About Jamie Bérubé and His Art 2
Emergence: Jamie Discovers Art 3
On Discovering Jamie’s Principle 9
Scintillating Rhythm: Towers of Color 14
Composition: Concentrics and Letterforms 21
Biomorphs, Geometry, and Topology 32
What We Have Discovered? 39
Jamie’s Evolution (so far) 39
Biomorphic Complexity 40
Color, Eye Movement, and Composition 42

About Jamie Bérubé and His Art

This is about the art of Jamie Bérubé, who has Down syndrome. He is the son of Michael Bérubé, who has just published a book about him: Life as Jamie Knows It: An Exceptional Child Grows Up (Beacon Press, 2016). Michael–I can call him that, as he is a friend–wanted to include a generous selection of Jamie’s art in the book, but, as you know, color reproduction is expensive. Instead, he put it online . I took a look, became fascinated, and decided to write a series of posts about it.

Jamie has settled on a few themes and motifs and has covered countless sheets of paper with them. He has no interest in figurative art; all his work is abstract. I suspect that is because the relationship between what you see on the page, as an artist, and what you do as you draw is quite direct in the case of abstract art, but oddly remote for figurative art.

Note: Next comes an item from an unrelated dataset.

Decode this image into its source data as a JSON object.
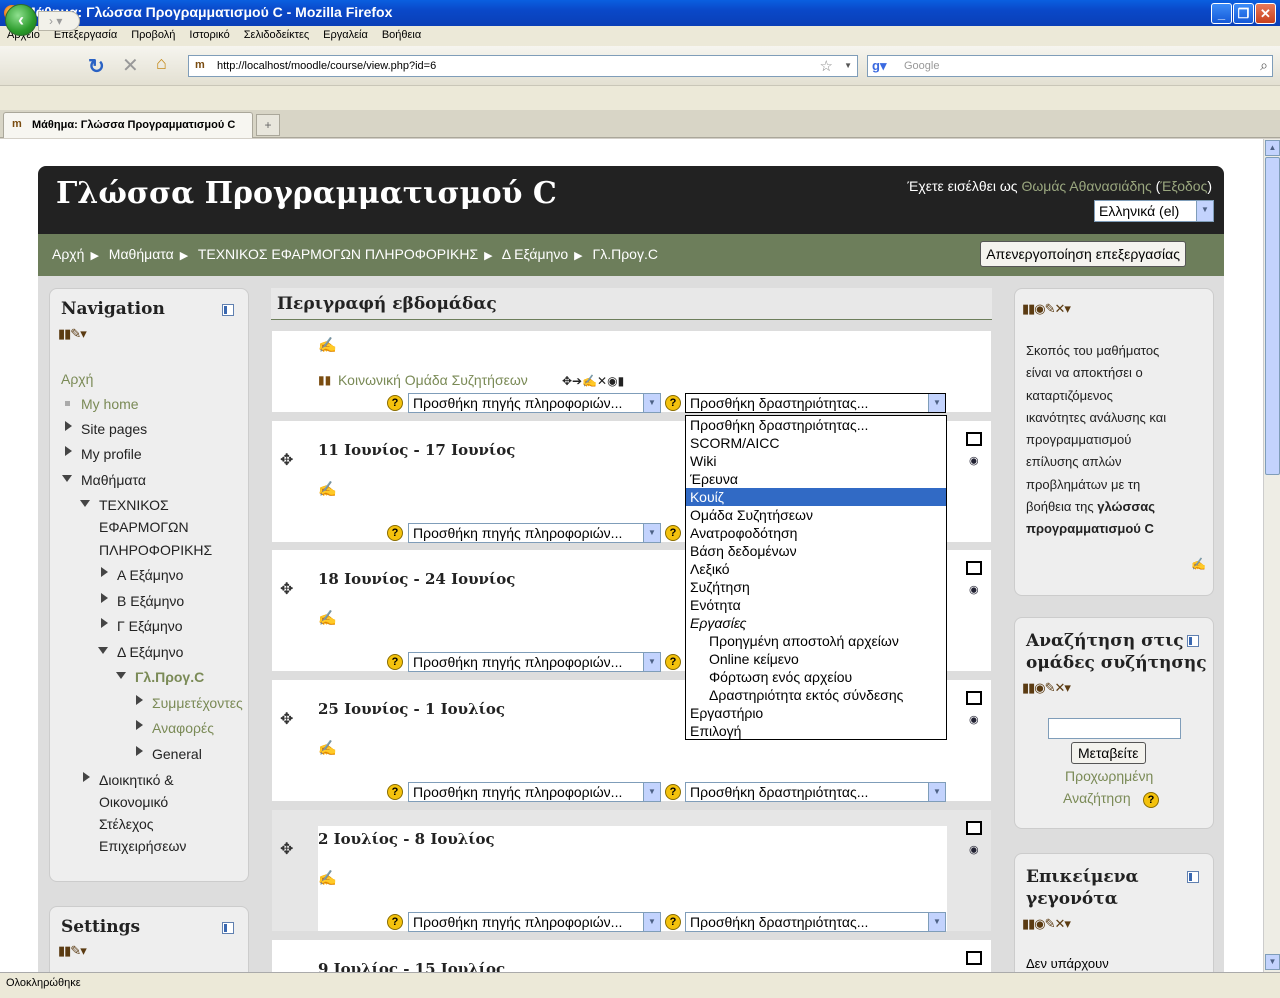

I suspect that is because the relationship between what you see on the page, as an artist, and what you do as you draw is quite direct in the case of abstract art, but oddly remote for figurative art. While natural scenes often have a complexity that is easily avoided in abstract imagery, that is not, I suspect, the primary problem. The primary problem is that the world exists in three dimensions while drawing surfaces have only two dimensions. Figuring out how to project the 3D world into a 2D surface is difficult, so difficult that artists have at times taken to mechanical means, such as the camera obscura, a pinhole device used to project a scene onto a flat surface where the artist can then simply trace the image. Some years ago David Hockney caused a minor scandal in the art world when he suggested that the some of the old masters used mechanical aids, such as the camera obscura, rather than drawing guided only by the unaided eye.

But that’s a digression. The point is simply that figuring out how to place a line on a flat surface so that it accurately traces the outline of what one sees, that is a very difficult thing to do, so difficult that many artistic traditions have simply ignored the problem. By choosing to work only with abstract imagery, Jamie sidesteps that problem. He has chosen to work with round dots, concentric bands, rectangular towers and cells, and intriguingly biomorphic geometric objects. While that is a limitation, we should note that many fine artists have opted for abstraction over the last century and that a major family of aesthetic traditions, those is many Islamic nations, have eschewed representational art (as sacrilegious) and developed rich traditions of calligraphy and geometric patterning.

Jamie has chosen materials he is comfortable with and has thrived from doing so. What of others with Down syndrome? The late Judith Scott had Down syndrome and she achieved international acclaim as a fiber artist. Michael informs me, however, that he doesn’t know of anyone else with Down syndrome who draws as extensively as Jamie does. Is Jamie’s level of artistic skill that rare among those with Down syndrome? I certainly have no way of knowing.

What would happen if children with Down syndrome were exposed to Jamie’s art, perhaps even watch him doing it (most likely through video or film)? Would they imitate him and develop their own preferred motifs and themes? Could people be trained to teach the Jamie method?

1 comment:

  1. All of these are terrific. They could be adapted beautifully to textiles -- fabric, rugs, pillows, etc. The biomorphs remind me of Keith Haring, although more elegant. Congratulations to Jamie!